“It was a big change mentally to both give up the decision-making and to give up control of the business office,” he says, “but that was at the time of a lot of Medicare changes and other insurance changes in the marketplace. It’s hard for a small practice to keep up with all that stuff.”
At the time, Wilson’s group was also at a point where holding on to internal billing and collecting would have required heavy technology spending, adding to outsourcing’s value proposition.
“We had spent $100,000 in computers and software several years ago, and we were getting to the point where we were having to replace those,” he says. The group, which pays Per-Se between 7 percent and 12 percent on collections, also benefits from the outsourcing company’s expertise on negotiating contracts and new business ventures. With several hundred other radiologists on their plan, the company keeps Wilson’s group updated on new laws, regulations and liability issues that can be a challenge for a small shop to follow, says Wilson. Limited outsourcing works
Larger groups sometimes go the full outsourcing route, but “that’s not very common,” says Carr. Core Physician Services, whose billing office serves 90 physicians and other providers near Exeter, N.H., wanted an outsourcing solution to get it through a major new IT upgrade. The group needed to off-load existing work while its employees learned a new billing system and increased staff from 18 to 25 employees, says Diane Alburn, director of revenue development for the 27-location multispecialty practice owned by Exeter Health Resources. When Alburn came aboard four years ago in a transition, “one big question was whether to outsource to a billing company,” she says of a practice whose bills averaged more than 70 days in accounts receivable. “We were going to turn it around then or have to outsource.”
But the physicians at Core were reluctant to relinquish that much responsibility for their reputation to a company that might not be as careful about collecting practices, so a full business office outsourcing deal was out of the question.
“The primary reason we didn’t do that is our physicians want some control over what’s being done with their patients,” she says. “They feel like there are incentives in a lot of these outsourcing companies that don’t work for us.”
All of Core’s billing office staff is on straight salary.
Alburn was able to devise a plan that combined what she says is the best of both worlds—it would help Core keep its billing and collections office in-house while getting some breathing room to adjust to a new system. To allow her staff to become familiar with the new billing system that was transitioned from IDX Systems Corp. to NextGen Healthcare Information Systems, Alburn decided to outsource about $4 million in accounts receivable under the IDX system to a group of collection companies.
“It was either double our staff to have them working in two different systems or find another way to do it,” she says. “We didn’t have the staff to work the old bills because the volume was so big.”
She considers the experiment a success, because from the time the new system was implemented in June 2003, Core has been able to cut its AR days down from 70 to 29. “Our costs are pretty much in line too,” she says.
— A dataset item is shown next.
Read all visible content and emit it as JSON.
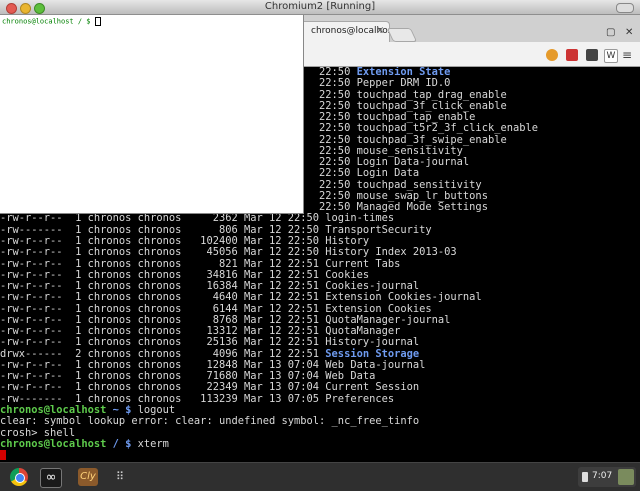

Alburn attributes that success largely to the hybrid outsourcing arrangement, which has now been discontinued, except for the few accounts that have been classified as bad debt.
Alburn says the successful conversion allowed the office to maintain good morale at a time when pressures to collect quickly are growing. “We’ve had to get creative with collecting,” she says. “People have more out-of-pocket costs these days,” which creates a potential trap for timely collections. “We’re tight on expecting that balance up-front.”Philip Betbeze is finance editor with
HealthLeaders. He can be reached at firstname.lastname@example.org